## Dataset extract
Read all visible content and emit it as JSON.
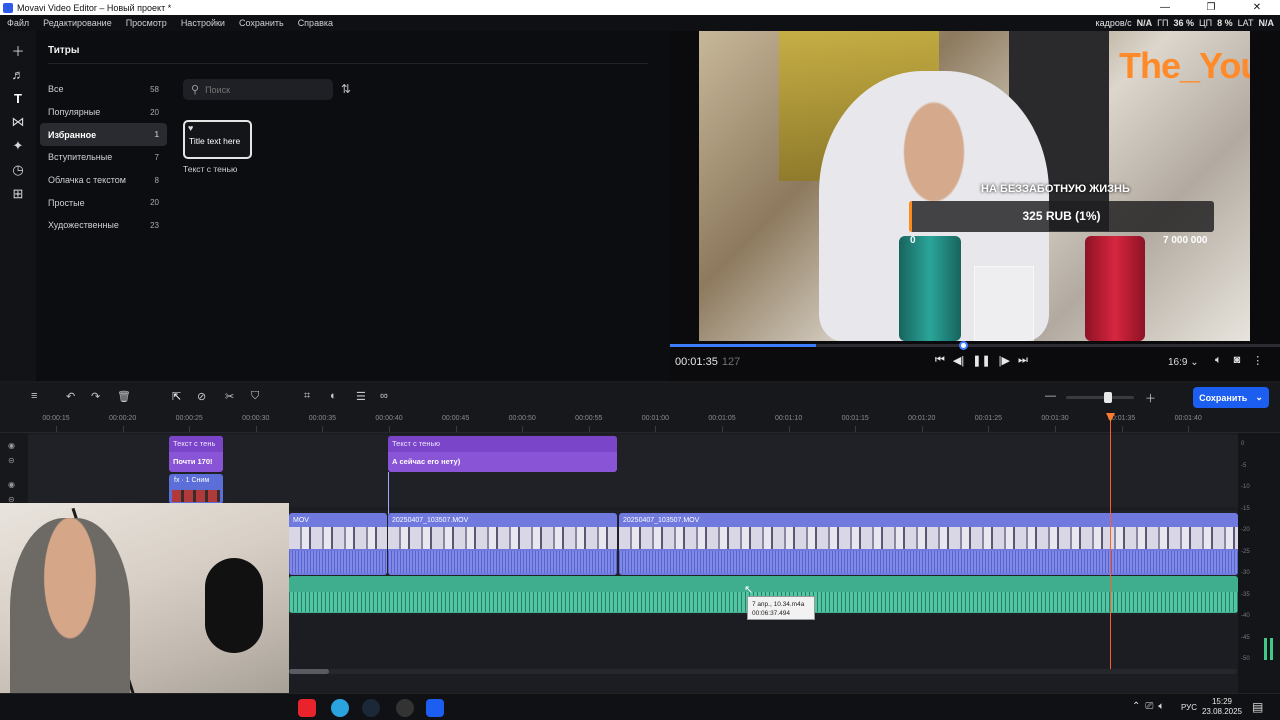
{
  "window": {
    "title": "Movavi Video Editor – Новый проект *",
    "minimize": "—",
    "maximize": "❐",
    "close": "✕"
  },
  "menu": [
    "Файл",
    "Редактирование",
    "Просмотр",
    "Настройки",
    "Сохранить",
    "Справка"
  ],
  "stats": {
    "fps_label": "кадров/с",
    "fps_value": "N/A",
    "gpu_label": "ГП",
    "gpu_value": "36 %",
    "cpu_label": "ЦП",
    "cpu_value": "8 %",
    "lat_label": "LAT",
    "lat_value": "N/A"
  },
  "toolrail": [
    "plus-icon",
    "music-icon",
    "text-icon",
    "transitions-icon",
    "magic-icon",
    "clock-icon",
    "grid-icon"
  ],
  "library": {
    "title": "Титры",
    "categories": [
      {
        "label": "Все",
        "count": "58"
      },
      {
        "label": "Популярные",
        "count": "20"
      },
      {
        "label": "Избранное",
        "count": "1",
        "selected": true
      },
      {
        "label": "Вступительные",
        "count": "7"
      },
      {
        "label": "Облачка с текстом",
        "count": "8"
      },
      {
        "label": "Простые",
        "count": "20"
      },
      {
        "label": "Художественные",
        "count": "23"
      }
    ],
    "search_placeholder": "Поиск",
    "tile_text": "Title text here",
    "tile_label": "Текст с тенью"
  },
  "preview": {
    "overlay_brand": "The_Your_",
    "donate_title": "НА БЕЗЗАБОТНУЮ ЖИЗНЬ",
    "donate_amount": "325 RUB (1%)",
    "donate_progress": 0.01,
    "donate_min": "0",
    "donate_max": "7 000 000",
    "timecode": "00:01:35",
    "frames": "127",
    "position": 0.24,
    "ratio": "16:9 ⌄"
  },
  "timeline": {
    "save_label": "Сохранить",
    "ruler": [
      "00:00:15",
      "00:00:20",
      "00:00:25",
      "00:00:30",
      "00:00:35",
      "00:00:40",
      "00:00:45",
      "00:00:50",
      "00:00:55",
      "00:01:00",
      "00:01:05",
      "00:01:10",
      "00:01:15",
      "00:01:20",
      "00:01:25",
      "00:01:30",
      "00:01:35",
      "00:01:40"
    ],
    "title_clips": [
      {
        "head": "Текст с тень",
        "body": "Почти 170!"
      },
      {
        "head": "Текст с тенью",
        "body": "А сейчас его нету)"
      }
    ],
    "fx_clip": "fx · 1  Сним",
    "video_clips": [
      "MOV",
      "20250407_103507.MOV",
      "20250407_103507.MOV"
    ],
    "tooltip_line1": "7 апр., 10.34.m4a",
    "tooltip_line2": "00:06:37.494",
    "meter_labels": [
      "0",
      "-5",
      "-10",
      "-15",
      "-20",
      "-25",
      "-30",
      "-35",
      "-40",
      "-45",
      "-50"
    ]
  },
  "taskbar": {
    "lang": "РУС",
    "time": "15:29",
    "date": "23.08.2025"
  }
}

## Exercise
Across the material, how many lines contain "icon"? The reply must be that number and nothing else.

## Answer
7